(Beginning of Data records)
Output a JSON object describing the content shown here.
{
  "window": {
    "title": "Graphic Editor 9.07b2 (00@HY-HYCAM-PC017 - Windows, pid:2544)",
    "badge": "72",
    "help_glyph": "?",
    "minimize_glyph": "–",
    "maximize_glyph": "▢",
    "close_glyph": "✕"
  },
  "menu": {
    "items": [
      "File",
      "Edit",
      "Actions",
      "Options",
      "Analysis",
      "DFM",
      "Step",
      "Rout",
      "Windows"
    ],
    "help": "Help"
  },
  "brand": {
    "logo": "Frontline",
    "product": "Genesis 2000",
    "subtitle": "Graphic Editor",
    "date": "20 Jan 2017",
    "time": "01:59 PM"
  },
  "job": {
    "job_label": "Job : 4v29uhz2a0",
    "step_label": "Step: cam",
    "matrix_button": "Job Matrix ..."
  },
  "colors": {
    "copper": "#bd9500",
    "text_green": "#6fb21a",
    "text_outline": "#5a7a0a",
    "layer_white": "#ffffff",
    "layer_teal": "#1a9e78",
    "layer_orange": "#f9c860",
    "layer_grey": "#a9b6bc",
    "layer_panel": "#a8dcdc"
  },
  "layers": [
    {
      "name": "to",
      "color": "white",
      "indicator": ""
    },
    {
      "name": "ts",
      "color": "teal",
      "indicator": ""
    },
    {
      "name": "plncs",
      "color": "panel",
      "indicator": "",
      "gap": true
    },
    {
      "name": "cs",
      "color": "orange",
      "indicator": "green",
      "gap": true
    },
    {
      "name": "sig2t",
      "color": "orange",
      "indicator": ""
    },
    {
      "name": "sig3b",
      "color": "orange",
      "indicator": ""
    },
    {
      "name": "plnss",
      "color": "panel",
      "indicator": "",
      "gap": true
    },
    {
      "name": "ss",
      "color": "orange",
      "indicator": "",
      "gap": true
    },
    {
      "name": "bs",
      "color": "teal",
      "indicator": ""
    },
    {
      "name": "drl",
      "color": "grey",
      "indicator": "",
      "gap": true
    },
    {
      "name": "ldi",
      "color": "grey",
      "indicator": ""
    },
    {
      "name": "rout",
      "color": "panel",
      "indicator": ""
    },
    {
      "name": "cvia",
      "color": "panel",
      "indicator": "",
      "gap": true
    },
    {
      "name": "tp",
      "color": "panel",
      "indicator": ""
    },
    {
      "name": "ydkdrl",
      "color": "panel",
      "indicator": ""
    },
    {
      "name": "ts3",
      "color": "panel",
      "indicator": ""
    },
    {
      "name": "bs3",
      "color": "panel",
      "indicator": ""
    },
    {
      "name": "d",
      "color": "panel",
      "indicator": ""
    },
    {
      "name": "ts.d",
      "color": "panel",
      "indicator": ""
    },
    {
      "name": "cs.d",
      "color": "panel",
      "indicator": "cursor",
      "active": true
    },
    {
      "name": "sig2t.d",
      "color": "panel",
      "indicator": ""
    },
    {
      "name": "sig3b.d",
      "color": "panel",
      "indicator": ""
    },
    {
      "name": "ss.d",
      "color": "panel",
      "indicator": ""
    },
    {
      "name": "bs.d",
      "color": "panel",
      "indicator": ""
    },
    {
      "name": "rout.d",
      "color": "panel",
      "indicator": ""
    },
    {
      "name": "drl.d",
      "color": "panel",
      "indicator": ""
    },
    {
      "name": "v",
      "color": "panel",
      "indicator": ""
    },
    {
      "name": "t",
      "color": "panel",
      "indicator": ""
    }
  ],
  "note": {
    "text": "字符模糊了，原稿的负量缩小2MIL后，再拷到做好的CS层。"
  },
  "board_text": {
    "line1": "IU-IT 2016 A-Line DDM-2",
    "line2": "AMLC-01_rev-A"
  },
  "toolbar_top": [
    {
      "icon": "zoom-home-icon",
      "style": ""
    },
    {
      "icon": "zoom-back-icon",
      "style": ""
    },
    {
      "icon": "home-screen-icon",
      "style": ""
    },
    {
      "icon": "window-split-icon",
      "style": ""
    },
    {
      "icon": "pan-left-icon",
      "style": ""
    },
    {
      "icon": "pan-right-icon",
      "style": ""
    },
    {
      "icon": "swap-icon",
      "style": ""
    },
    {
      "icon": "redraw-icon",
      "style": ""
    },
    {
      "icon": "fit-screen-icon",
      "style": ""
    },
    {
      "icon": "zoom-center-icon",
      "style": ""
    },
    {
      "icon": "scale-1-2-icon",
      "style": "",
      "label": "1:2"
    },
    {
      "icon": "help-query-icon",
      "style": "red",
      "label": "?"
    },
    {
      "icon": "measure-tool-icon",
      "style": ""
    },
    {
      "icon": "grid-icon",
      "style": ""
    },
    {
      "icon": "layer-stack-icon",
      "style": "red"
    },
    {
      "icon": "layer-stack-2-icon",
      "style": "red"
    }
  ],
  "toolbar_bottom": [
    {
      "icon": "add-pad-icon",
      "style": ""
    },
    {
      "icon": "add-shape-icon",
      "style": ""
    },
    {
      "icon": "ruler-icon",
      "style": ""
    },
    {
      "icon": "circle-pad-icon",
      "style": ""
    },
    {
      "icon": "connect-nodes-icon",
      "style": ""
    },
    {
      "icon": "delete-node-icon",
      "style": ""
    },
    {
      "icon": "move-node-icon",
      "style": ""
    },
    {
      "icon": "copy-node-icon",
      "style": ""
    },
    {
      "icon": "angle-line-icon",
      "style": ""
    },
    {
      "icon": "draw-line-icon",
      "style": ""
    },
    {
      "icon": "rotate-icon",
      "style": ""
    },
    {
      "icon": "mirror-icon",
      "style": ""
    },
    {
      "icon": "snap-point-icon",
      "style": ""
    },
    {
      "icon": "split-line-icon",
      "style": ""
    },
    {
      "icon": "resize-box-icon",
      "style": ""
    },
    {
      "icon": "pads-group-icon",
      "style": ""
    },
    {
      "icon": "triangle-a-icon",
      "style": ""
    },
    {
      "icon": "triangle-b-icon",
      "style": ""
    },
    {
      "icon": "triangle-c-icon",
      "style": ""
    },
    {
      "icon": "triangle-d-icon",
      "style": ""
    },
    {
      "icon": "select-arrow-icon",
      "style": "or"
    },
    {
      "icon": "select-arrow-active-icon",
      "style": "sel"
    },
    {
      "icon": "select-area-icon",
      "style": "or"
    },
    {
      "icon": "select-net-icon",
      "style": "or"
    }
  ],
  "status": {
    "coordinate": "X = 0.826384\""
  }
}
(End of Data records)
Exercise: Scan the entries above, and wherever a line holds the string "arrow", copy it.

Task solution:
      "icon": "select-arrow-icon",
      "icon": "select-arrow-active-icon",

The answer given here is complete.